Last Updated on April 15, 2021
Seafood chowders are perfect any time of year, but this version is especially nice when the weather is fickle and going from windy and chilly to sunny and warm in the same hour.
This recipe calls for wild-caught salmon. The fish has a deep, rich flavor that shines through and makes this a particularly special every-day meal.
It’s simple to make and perfect as is, but you can always play around! Consider adding bacon, chorizo, or smoked paprika, maybe some fennel, corn, or lots of fresh spinach. The possibilities are endless, but try it as written first and see how the simplicity showcases the salmon.
One bowl may not be enough.
- 1 pound small potatoes
- 2 tablespoons unsalted butter
- 2 tablespoons all-purpose flour
- 2 cups whole milk room temperature
- ½ cup heavy cream
- 3 1/2 cups fish stock clam stock or water
- 1 1/2 pounds ButcherBox Wild Caught Salmon skin discarded and cut into 1-inch pieces
- 1 large onion diced
- 3 stalks celery sliced
- Salt and white pepper to taste
- Dill for garnish optional
- 1 large lemon scrubbed, zested and cut into wedges for serving
- Cut the potatoes into bite-sized pieces. Add to a large pot of cold, salted water and bring to a boil. Simmer for 5 minutes to par cook. Drain and set aside.
- In a large stockpot or Dutch oven, melt the butter over medium-low heat. Add the flour and stir to combine completely. This is your roux. Stir continuously for 3 minutes to cook off the raw flavor.

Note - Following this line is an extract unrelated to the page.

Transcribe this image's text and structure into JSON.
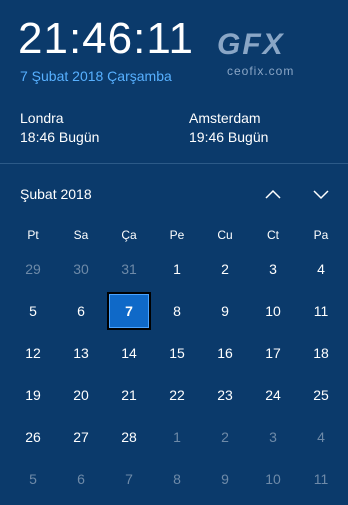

- When the roux has taken on a light blonde color—after about three minutes—slowly whisk in ¼ cup of milk at a time, letting it thicken as you go. It will start as a paste and become a creamy base as you add a little at a time, whisking as you go.
- When the milk is incorporated, slowly whisk in the cream and fish stock. Let this come to a simmer.
- Add the par-cooked potatoes, diced onion, and sliced celery to the chowder. Return to a gentle simmer and let cook for 10 minutes.
- Add the salmon, and let it simmer for another 3-5 minutes, until just cooked through. Taste and add white pepper and salt as needed.
- Serve garnished with dill and lemon zest and offer lemon wedges on the side.
- The chowder can be made up to 3 days in advance, without the salmon. Add the salmon prior to serving. The cooked and cooled chowder can be frozen for up to 2 months.
Rachael Narins is a classically trained chef, recipe developer and the author of two cookbooks
focusing on cast-iron. Her work can be seen in the L.A. Times, Simply Recipes, AllRecipes.com
and many other outlets. A lifelong resident of Los Angeles, Rachael is an avid food photographer and can be found posting pictures on Instagram when she isn’t cooking or working in her garden.